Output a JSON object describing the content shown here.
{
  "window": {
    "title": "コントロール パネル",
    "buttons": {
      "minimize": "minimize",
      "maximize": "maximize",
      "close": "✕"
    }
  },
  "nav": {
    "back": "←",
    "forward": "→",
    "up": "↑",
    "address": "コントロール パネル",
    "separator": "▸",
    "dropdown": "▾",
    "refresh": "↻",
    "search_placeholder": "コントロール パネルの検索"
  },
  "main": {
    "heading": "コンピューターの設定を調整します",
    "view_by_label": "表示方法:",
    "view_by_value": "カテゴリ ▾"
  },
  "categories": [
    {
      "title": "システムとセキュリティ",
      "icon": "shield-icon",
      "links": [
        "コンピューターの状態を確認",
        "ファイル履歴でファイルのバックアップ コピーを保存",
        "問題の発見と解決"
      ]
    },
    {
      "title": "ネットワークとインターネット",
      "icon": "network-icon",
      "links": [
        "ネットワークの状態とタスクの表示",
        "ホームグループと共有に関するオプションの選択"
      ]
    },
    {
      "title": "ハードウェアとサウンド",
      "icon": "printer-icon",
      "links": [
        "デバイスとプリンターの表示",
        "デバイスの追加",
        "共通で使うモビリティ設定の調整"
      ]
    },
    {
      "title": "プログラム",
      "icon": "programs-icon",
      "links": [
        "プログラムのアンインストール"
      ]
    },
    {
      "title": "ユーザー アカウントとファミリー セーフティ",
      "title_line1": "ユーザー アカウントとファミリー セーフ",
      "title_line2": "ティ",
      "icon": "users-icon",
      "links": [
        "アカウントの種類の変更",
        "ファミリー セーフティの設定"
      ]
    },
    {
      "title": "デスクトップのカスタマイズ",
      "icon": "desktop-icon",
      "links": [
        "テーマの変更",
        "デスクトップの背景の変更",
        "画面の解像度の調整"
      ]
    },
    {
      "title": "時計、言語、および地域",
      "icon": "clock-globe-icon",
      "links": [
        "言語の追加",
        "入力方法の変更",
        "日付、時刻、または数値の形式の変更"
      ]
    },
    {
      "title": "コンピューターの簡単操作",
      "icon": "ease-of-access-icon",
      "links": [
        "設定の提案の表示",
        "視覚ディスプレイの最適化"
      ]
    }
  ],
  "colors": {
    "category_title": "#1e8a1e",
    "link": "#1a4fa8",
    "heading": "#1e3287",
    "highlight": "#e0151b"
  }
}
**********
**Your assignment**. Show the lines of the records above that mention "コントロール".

**The answer**.
    "title": "コントロール パネル",
    "address": "コントロール パネル",
    "search_placeholder": "コントロール パネルの検索"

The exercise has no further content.